Source records:

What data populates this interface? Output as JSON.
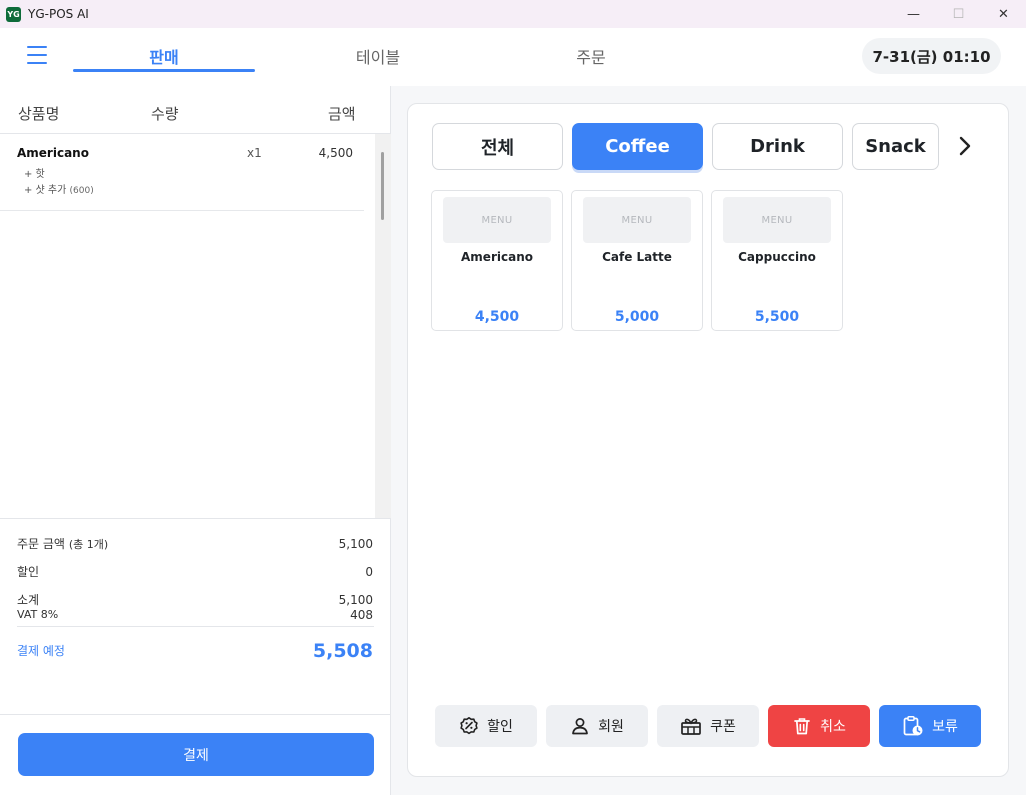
{
  "window": {
    "app_icon_text": "YG",
    "title": "YG-POS AI",
    "minimize": "—",
    "maximize": "☐",
    "close": "✕"
  },
  "nav": {
    "tabs": [
      "판매",
      "테이블",
      "주문"
    ],
    "active_tab": "판매",
    "clock": "7-31(금) 01:10"
  },
  "order": {
    "headers": {
      "name": "상품명",
      "qty": "수량",
      "amount": "금액"
    },
    "items": [
      {
        "name": "Americano",
        "qty": "x1",
        "price": "4,500",
        "options": [
          {
            "label": "+ 핫",
            "price": ""
          },
          {
            "label": "+ 샷 추가",
            "price": "(600)"
          }
        ]
      }
    ]
  },
  "summary": {
    "order_amount_label": "주문 금액",
    "order_count": "(총 1개)",
    "order_amount": "5,100",
    "discount_label": "할인",
    "discount": "0",
    "subtotal_label": "소계",
    "subtotal": "5,100",
    "vat_label": "VAT 8%",
    "vat": "408",
    "total_label": "결제 예정",
    "total": "5,508",
    "pay_button": "결제"
  },
  "categories": {
    "items": [
      "전체",
      "Coffee",
      "Drink",
      "Snack"
    ],
    "active": "Coffee"
  },
  "menu": {
    "thumb_label": "MENU",
    "items": [
      {
        "name": "Americano",
        "price": "4,500"
      },
      {
        "name": "Cafe Latte",
        "price": "5,000"
      },
      {
        "name": "Cappuccino",
        "price": "5,500"
      }
    ]
  },
  "actions": [
    {
      "label": "할인",
      "icon": "discount-icon",
      "style": "default"
    },
    {
      "label": "회원",
      "icon": "user-icon",
      "style": "default"
    },
    {
      "label": "쿠폰",
      "icon": "coupon-icon",
      "style": "default"
    },
    {
      "label": "취소",
      "icon": "trash-icon",
      "style": "danger"
    },
    {
      "label": "보류",
      "icon": "hold-clipboard-icon",
      "style": "primary"
    }
  ],
  "colors": {
    "accent": "#3b82f6",
    "danger": "#ef4444",
    "titlebar": "#f6eef7"
  }
}
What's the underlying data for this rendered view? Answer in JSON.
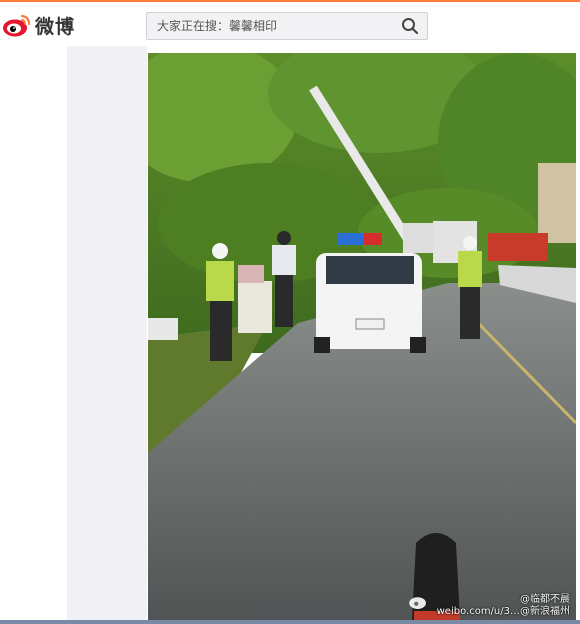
{
  "header": {
    "logo_text": "微博",
    "logo_icon": "weibo-eye-logo",
    "search": {
      "placeholder": "大家正在搜：馨馨相印",
      "icon": "search-icon"
    }
  },
  "post": {
    "image_alt": "",
    "watermark": {
      "line1": "@临都不晨",
      "line2": "weibo.com/u/3…@新浪福州"
    }
  },
  "colors": {
    "accent": "#fa7d3c",
    "panel": "#f0f0f5"
  }
}
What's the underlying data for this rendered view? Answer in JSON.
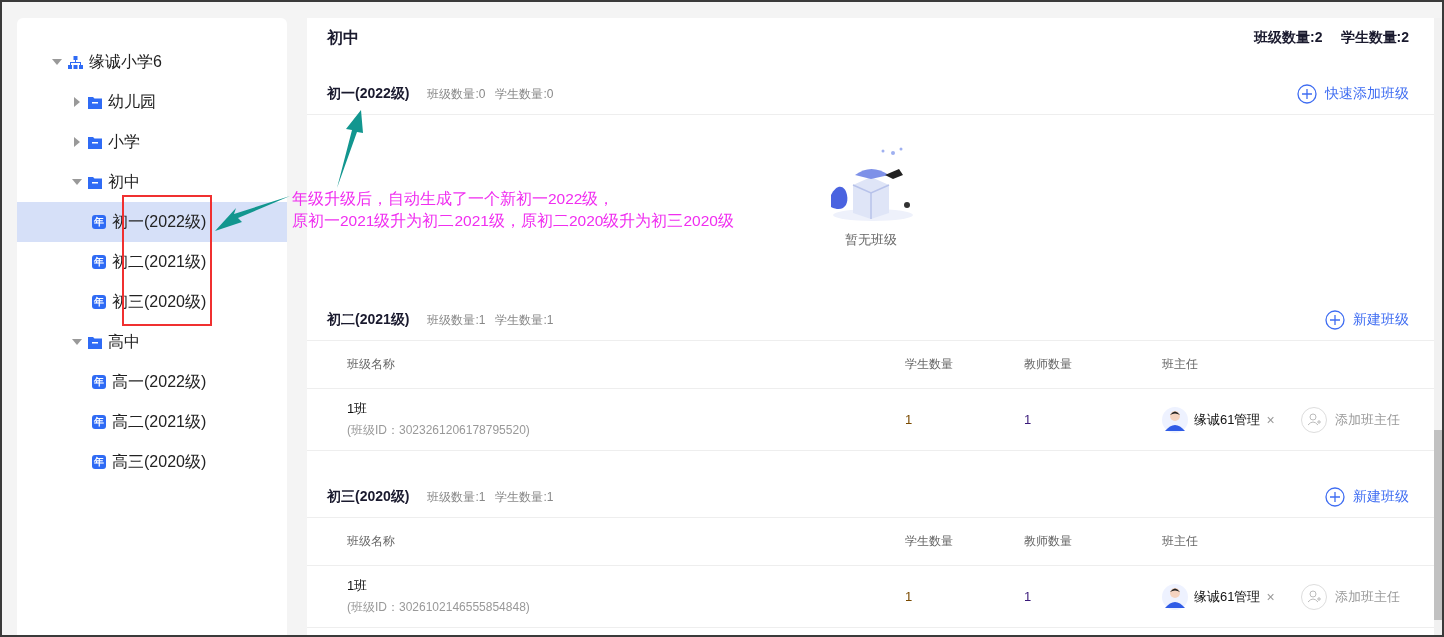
{
  "sidebar": {
    "tree": [
      {
        "label": "缘诚小学6",
        "kind": "school",
        "expanded": true,
        "selected": false,
        "children": [
          {
            "label": "幼儿园",
            "kind": "stage",
            "expanded": false,
            "selected": false
          },
          {
            "label": "小学",
            "kind": "stage",
            "expanded": false,
            "selected": false
          },
          {
            "label": "初中",
            "kind": "stage",
            "expanded": true,
            "selected": false,
            "children": [
              {
                "label": "初一(2022级)",
                "kind": "grade",
                "badge": "年",
                "selected": true
              },
              {
                "label": "初二(2021级)",
                "kind": "grade",
                "badge": "年",
                "selected": false
              },
              {
                "label": "初三(2020级)",
                "kind": "grade",
                "badge": "年",
                "selected": false
              }
            ]
          },
          {
            "label": "高中",
            "kind": "stage",
            "expanded": true,
            "selected": false,
            "children": [
              {
                "label": "高一(2022级)",
                "kind": "grade",
                "badge": "年",
                "selected": false
              },
              {
                "label": "高二(2021级)",
                "kind": "grade",
                "badge": "年",
                "selected": false
              },
              {
                "label": "高三(2020级)",
                "kind": "grade",
                "badge": "年",
                "selected": false
              }
            ]
          }
        ]
      }
    ]
  },
  "main": {
    "title": "初中",
    "class_count": "班级数量:2",
    "student_count": "学生数量:2",
    "grades": [
      {
        "kind": "empty",
        "title": "初一(2022级)",
        "class_count": "班级数量:0",
        "student_count": "学生数量:0",
        "action": "快速添加班级",
        "empty_text": "暂无班级"
      },
      {
        "kind": "table",
        "title": "初二(2021级)",
        "class_count": "班级数量:1",
        "student_count": "学生数量:1",
        "action": "新建班级",
        "columns": [
          "班级名称",
          "学生数量",
          "教师数量",
          "班主任"
        ],
        "rows": [
          {
            "name": "1班",
            "class_id": "(班级ID：3023261206178795520)",
            "students": "1",
            "teachers": "1",
            "head_teacher": "缘诚61管理",
            "remove": "×",
            "add_label": "添加班主任"
          }
        ]
      },
      {
        "kind": "table",
        "title": "初三(2020级)",
        "class_count": "班级数量:1",
        "student_count": "学生数量:1",
        "action": "新建班级",
        "columns": [
          "班级名称",
          "学生数量",
          "教师数量",
          "班主任"
        ],
        "rows": [
          {
            "name": "1班",
            "class_id": "(班级ID：3026102146555854848)",
            "students": "1",
            "teachers": "1",
            "head_teacher": "缘诚61管理",
            "remove": "×",
            "add_label": "添加班主任"
          }
        ]
      }
    ]
  },
  "annotation": {
    "lines": [
      "年级升级后，自动生成了一个新初一2022级，",
      "原初一2021级升为初二2021级，原初二2020级升为初三2020级"
    ]
  }
}
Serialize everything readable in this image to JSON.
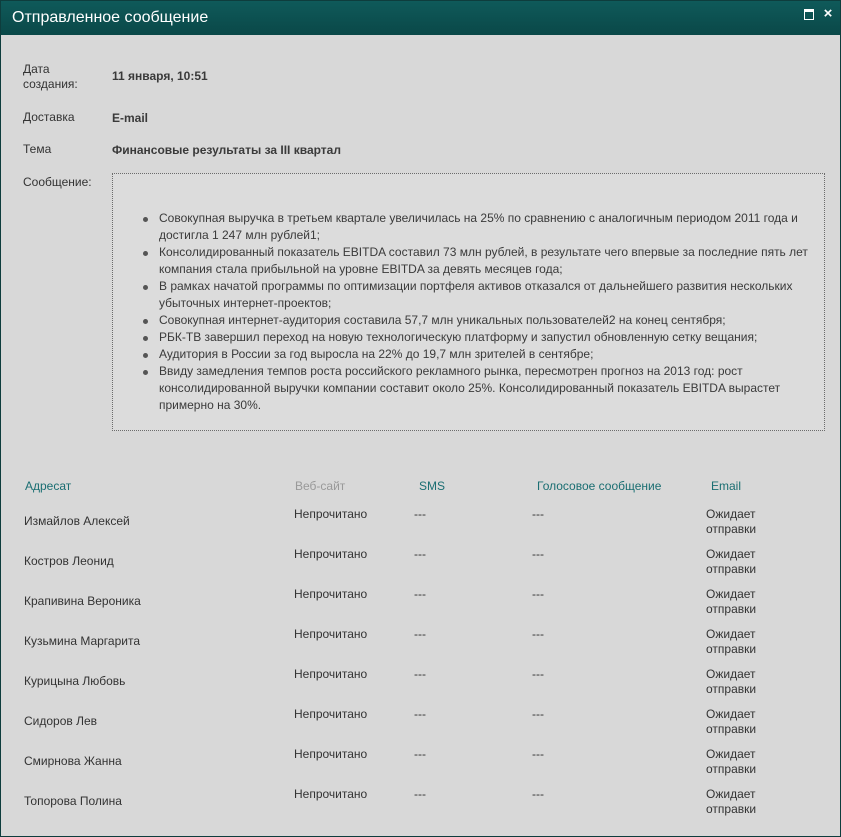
{
  "window": {
    "title": "Отправленное сообщение",
    "maximize_icon": "maximize-icon",
    "close_label": "×"
  },
  "fields": {
    "created_label": "Дата создания:",
    "created_value": "11 января, 10:51",
    "delivery_label": "Доставка",
    "delivery_value": "E-mail",
    "subject_label": "Тема",
    "subject_value": "Финансовые результаты за III квартал",
    "message_label": "Сообщение:"
  },
  "message": {
    "items": [
      "Совокупная выручка в третьем квартале увеличилась на 25% по сравнению с аналогичным периодом 2011 года и достигла 1 247 млн рублей1;",
      "Консолидированный показатель EBITDA составил 73 млн рублей, в результате чего впервые за последние пять лет компания стала прибыльной на уровне EBITDA за девять месяцев года;",
      "В рамках начатой программы по оптимизации портфеля активов отказался от дальнейшего развития нескольких убыточных интернет-проектов;",
      "Совокупная интернет-аудитория составила 57,7 млн уникальных пользователей2 на конец сентября;",
      "РБК-ТВ завершил переход на новую технологическую платформу и запустил обновленную сетку вещания;",
      "Аудитория в России за год выросла на 22% до 19,7 млн зрителей в сентябре;",
      "Ввиду замедления темпов роста российского рекламного рынка, пересмотрен прогноз на 2013 год: рост консолидированной выручки компании составит около 25%. Консолидированный показатель EBITDA вырастет примерно на 30%."
    ]
  },
  "table": {
    "headers": {
      "recipient": "Адресат",
      "website": "Веб-сайт",
      "sms": "SMS",
      "voice": "Голосовое сообщение",
      "email": "Email"
    },
    "rows": [
      {
        "name": "Измайлов Алексей",
        "website": "Непрочитано",
        "sms": "---",
        "voice": "---",
        "email": "Ожидает отправки"
      },
      {
        "name": "Костров Леонид",
        "website": "Непрочитано",
        "sms": "---",
        "voice": "---",
        "email": "Ожидает отправки"
      },
      {
        "name": "Крапивина Вероника",
        "website": "Непрочитано",
        "sms": "---",
        "voice": "---",
        "email": "Ожидает отправки"
      },
      {
        "name": "Кузьмина Маргарита",
        "website": "Непрочитано",
        "sms": "---",
        "voice": "---",
        "email": "Ожидает отправки"
      },
      {
        "name": "Курицына Любовь",
        "website": "Непрочитано",
        "sms": "---",
        "voice": "---",
        "email": "Ожидает отправки"
      },
      {
        "name": "Сидоров Лев",
        "website": "Непрочитано",
        "sms": "---",
        "voice": "---",
        "email": "Ожидает отправки"
      },
      {
        "name": "Смирнова Жанна",
        "website": "Непрочитано",
        "sms": "---",
        "voice": "---",
        "email": "Ожидает отправки"
      },
      {
        "name": "Топорова Полина",
        "website": "Непрочитано",
        "sms": "---",
        "voice": "---",
        "email": "Ожидает отправки"
      }
    ]
  }
}
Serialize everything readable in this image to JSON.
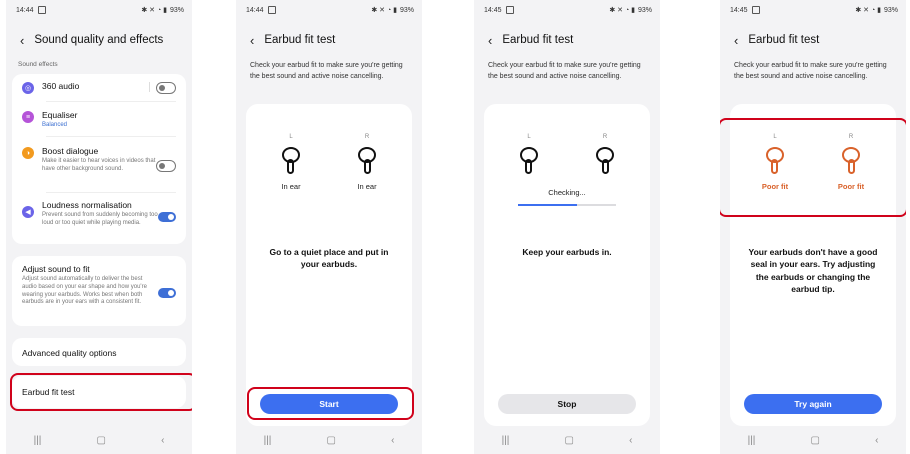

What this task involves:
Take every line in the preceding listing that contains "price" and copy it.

Result for this task:
        "price": "4,500",
            "price": ""
            "price": "(600)"
        "price": "4,500"
        "price": "5,000"
        "price": "5,500"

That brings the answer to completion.